Tags: iss065 | soloqc | celsoft | gamut error | real-check | N/A
Contributing Author N/A

Read this article in the tv-bay digital magazine
Article Copyright tv-bay limited. All trademarks recognised.
Reproduction of the content strictly prohibited without written consent.

Articles
Managing Technological Change
Alan Wheable Continual technological change in the broadcast and media industries can make it difficult to plan for the mid to long term. Typically, broadcasters and media organisation are still implementing the last set of changes to working practices when the next changes come along.
Tags: iss133 | omnitek | ip | waveform | vectorscope | ultra tq | Alan Wheable
Contributing Author Alan Wheable Click to read or download PDF
What is next in OTT
Mary Kay Evans In the past year alone, we’ve seen a substantial increase in the amount of OTT content that’s being streamed. In the first quarter of 2018, there’s been a 114 percent year-over-year growth in streaming video hours, and those numbers are only expected to rise. With OTT revenue predicted to reach $16.6B in 2018, a 40% gain over last year, there’s no question that OTT is booming, and that there’s never been a more critical time to pay attention to the space.
Tags: iss133 | ott | verizon | cisco | Mary Kay Evans
Contributing Author Mary Kay Evans Click to read or download PDF
Live audio contribution over wireless networks
Pablo Rodrigues Altmann Wireless “live” contribution from anywhere at any time, this is the ultimate goal for most news reporters. The old favorite of using ISDN is becoming harder and much more expensive to access easily. Today most of us use wireless daily, in particular Wifi and HSPA/LTE 4G networks. These are now mature technologies and widely used for many applications in the home and whilst out and about. However there are still some professionals who prefer to persevere with the traditional, costly and limited ISDN communication technology before jumping into the wireless era.
Tags: iss133 | adrl | wireless audio | isdn | cellular audio | Pablo Rodrigues Altmann
Contributing Author Pablo Rodrigues Altmann Click to read or download PDF
Taking on a self employed placement year
Joshua Round The idea of being self-employed or freelancing has always been somewhat terrifying for me. There is a level of uncertainty and responsibility that comes with the freedom of being self-employed, the likes of which makes me wonder why I chose to give it a go for my placement year as part of my university course - (BSc) Television and Broadcasting.
Tags: iss133 | placement year | university | student | education | portsmouth | Joshua Round
Contributing Author Joshua Round Click to read or download PDF
IBC in a post Brexit world

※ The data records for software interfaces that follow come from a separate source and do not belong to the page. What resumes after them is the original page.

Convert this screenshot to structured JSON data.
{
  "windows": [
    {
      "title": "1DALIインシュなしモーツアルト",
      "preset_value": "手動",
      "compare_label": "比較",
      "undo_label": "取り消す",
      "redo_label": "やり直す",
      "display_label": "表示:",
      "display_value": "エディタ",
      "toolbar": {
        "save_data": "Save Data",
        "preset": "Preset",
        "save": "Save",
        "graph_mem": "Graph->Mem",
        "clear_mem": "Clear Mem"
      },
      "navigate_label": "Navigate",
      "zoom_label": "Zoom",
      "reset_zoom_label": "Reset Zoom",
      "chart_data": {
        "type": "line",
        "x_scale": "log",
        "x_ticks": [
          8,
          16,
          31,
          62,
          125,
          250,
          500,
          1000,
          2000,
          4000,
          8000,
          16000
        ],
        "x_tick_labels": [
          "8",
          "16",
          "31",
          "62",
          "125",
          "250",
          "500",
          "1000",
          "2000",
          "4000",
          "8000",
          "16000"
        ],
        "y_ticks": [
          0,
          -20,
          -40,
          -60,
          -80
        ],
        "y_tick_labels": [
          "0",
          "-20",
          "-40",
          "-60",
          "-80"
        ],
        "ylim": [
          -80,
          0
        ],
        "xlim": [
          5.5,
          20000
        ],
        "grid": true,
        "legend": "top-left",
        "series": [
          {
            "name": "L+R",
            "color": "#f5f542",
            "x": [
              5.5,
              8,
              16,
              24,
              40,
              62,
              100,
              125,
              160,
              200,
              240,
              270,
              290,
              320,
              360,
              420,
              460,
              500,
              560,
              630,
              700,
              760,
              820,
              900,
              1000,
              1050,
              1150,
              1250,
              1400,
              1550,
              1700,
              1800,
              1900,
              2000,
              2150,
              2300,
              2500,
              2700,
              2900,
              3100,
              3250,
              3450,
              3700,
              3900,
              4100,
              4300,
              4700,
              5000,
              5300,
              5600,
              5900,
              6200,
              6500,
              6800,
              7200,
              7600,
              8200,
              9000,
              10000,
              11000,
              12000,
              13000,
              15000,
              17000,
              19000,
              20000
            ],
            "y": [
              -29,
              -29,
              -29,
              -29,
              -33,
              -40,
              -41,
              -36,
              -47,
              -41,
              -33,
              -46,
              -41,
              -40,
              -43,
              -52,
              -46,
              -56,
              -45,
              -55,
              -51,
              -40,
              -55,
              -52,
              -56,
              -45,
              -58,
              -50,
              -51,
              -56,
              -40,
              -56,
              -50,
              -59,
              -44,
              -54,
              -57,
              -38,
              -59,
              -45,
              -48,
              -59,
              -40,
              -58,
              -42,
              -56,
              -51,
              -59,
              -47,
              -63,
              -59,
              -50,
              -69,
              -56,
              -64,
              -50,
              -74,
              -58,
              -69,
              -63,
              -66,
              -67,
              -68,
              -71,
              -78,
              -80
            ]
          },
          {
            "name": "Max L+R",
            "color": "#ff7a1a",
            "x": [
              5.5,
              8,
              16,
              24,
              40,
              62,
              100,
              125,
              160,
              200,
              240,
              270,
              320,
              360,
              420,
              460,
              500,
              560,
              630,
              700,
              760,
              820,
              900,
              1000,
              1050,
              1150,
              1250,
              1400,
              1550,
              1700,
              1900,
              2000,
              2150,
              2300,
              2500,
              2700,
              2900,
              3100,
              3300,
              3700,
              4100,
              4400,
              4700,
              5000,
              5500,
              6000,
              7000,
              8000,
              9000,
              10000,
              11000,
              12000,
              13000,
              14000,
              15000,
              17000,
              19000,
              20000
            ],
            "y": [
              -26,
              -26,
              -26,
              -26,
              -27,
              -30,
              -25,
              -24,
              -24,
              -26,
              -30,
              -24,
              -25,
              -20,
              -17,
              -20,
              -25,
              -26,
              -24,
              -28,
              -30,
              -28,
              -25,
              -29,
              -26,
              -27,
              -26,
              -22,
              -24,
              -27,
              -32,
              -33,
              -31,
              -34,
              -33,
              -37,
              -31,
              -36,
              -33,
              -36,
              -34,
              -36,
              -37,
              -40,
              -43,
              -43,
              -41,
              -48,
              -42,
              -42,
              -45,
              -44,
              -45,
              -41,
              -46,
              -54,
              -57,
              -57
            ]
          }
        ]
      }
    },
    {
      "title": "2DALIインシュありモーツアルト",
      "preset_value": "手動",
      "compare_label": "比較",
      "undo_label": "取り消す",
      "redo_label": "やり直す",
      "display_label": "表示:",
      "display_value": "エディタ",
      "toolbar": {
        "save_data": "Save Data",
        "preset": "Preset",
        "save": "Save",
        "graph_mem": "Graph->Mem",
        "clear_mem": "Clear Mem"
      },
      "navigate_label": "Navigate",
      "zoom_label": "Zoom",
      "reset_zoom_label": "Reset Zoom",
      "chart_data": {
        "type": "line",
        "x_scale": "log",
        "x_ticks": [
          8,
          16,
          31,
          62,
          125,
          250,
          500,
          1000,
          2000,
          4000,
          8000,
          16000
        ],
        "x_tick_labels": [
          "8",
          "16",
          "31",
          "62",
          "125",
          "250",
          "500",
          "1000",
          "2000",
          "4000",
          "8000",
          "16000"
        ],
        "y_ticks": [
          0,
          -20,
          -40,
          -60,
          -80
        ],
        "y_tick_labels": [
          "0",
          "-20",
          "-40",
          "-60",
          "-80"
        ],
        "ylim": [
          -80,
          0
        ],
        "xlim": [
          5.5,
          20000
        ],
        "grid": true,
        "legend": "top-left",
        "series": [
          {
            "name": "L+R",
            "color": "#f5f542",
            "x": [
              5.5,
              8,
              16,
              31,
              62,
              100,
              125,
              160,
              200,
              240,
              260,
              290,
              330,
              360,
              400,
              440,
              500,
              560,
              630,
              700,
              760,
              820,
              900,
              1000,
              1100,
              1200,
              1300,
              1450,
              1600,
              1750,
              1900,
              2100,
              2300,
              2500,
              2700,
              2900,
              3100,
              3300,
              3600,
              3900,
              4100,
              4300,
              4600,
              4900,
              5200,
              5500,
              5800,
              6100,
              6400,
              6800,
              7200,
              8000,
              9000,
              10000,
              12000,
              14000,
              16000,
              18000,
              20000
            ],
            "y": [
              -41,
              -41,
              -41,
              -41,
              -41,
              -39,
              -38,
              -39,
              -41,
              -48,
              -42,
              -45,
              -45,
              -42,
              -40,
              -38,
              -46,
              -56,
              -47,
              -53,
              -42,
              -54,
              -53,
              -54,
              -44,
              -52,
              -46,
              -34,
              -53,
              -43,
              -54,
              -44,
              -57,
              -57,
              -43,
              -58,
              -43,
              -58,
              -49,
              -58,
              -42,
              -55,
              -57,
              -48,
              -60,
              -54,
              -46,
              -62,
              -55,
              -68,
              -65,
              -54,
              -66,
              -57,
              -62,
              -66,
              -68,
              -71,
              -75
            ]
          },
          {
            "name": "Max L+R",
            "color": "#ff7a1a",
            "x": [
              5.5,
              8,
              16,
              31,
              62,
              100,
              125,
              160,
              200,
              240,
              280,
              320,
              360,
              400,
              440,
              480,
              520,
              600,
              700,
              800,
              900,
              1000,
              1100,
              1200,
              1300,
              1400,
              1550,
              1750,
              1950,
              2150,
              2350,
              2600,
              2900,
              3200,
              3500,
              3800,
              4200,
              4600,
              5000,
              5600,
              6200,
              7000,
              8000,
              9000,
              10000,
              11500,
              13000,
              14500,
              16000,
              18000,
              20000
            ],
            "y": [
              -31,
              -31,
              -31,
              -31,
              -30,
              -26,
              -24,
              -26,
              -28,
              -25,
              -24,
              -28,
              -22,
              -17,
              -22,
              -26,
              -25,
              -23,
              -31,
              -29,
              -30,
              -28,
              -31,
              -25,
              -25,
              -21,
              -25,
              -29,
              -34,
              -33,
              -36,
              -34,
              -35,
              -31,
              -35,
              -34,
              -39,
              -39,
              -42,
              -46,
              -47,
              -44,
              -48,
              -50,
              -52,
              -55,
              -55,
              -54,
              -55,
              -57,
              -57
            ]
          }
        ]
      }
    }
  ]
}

Peter Savage 2 Cast your mind forward and we are not in 2018 but next year and, yes, it’s you and me walking to the departure lounge to catch the plane to IBC just as I, and perhaps also you, have done for the last 25 years. (By the way, where is my long service award – and perhaps a new pair of shoes as I must, surely, have walked the equivalent of five Caminos covering the 12 halls in the Rai). We are at the gate and my imagination kicks in as I hypothesize on what the trip might look like next year. I leave it to you to decide which is closest to what might be to come.
Tags: iss133 | azule | brexit | ibc | finance | Peter Savage 2
Contributing Author Peter Savage 2 Click to read or download PDF